Poetry became real to me not through the classics, but through my contemporaries in a college workshop. I realized poetry could go beyond doom and gloom. And then, the amazing poet Bruce Bond introduced me Laura Kasischke’s poem “Women Kills Husband with Bowling Ball,” which was filled with such playful and violent leaps of language and logic that I was sunk. At 22, I finally started to understand the breadth (breath?) of poetry. I’ve always been inspired by fiction—Morrison’s Beloved, Fitzgerald’s The Great Gatsby, Atwood’s The Handmaid’s Tale, Greene’s The End of the Affair, and Conrad’s Lord Jim all strengthened my resolve to throw myself into the possibilities of language (right now I’m reading Aimee Bender’s short stories, The Girl in the Flammable Skirt and highly recommend anything by Bender, Karen Russell, and Mary Gaitskill). But now I also had Plath, Sexton, Bishop, Auden in my arsenal. As well as Sheila Black, Brenda Shaughnessy, Anne Carson, Larry Levis, Reginald Shepard, Carl Phillips, and so many more.

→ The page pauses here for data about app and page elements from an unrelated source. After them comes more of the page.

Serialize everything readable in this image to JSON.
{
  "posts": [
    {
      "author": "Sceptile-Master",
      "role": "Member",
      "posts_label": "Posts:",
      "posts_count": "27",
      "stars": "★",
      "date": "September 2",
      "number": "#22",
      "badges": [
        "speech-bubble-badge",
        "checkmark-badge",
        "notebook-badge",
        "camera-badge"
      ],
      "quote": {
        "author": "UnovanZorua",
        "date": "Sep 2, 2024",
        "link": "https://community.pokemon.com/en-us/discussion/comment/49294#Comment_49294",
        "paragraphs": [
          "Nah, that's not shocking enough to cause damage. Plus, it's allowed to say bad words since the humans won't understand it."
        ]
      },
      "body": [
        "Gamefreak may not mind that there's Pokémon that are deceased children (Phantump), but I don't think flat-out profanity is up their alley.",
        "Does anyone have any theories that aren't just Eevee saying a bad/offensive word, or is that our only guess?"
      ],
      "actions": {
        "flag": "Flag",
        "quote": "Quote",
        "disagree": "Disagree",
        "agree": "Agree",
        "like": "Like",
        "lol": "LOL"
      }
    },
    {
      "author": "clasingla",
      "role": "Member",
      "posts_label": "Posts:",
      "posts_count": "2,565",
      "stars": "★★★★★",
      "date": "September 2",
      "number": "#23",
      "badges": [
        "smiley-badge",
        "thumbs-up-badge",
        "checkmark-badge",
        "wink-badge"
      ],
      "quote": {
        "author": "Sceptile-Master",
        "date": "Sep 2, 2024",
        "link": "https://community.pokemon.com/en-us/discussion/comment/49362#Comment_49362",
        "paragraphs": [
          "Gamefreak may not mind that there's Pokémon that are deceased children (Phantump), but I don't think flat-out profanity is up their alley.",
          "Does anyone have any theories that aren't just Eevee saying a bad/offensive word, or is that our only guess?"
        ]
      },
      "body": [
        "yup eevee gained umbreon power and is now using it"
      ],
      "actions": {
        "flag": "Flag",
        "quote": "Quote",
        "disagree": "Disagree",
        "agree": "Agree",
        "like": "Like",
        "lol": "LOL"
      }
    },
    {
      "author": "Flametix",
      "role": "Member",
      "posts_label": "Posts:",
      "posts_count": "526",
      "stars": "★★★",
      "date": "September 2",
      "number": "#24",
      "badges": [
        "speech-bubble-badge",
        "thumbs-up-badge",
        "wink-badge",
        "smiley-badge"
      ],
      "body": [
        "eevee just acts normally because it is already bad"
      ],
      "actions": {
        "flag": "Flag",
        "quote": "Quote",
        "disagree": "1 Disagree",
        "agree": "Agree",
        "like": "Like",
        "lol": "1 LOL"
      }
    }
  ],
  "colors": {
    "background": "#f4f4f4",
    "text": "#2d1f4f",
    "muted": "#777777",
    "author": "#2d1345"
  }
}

But what I love most are contemporary poets writing for now. My go-to writers are the poets alive today, responding to the world we live in: Anne Champaign’s Every Good Girl is a Ghost, Torrin A. Greathouse’s Wound from the Mouth of a Wound, Ada Limon’s Bright Dead Things, Andrea Gibson’s The Madness Vase, and Victoria Chang’s Obit. And as much as I cringe at my angsty, emo teen poetry, I was writing for my time, when the possibility of romance was high and the rejection was crushing. I was trying to describe, understand, and name emotions. I wish I had been more aware of worldly problems but finding someone to kiss (and then breakup with) seemed vitally important. It’s not the theme I object to, but the lack of poetry, especially contemporary, available. I only had Shakespeare, the Brontës, Emily Dickinson, Jewel, Shel Silverstein, and Robert Frost.

Of course, I still write about love and loss, but I have so many more possibilities today because I have access to contemporary poets, which is why when I teach introduction to creative writing classes, I teach living poets. My students love Danez Smith’s “alternate names for black boys” and “Jennifer Knox’s “Hot Ass Poem” because both expand definitions of what poetry can be. Of what poetry can do. If we start introducing teens to more contemporary poets not all high school poetry would need to come with a self-destruct button. Or, at least, the destruct button could be optional.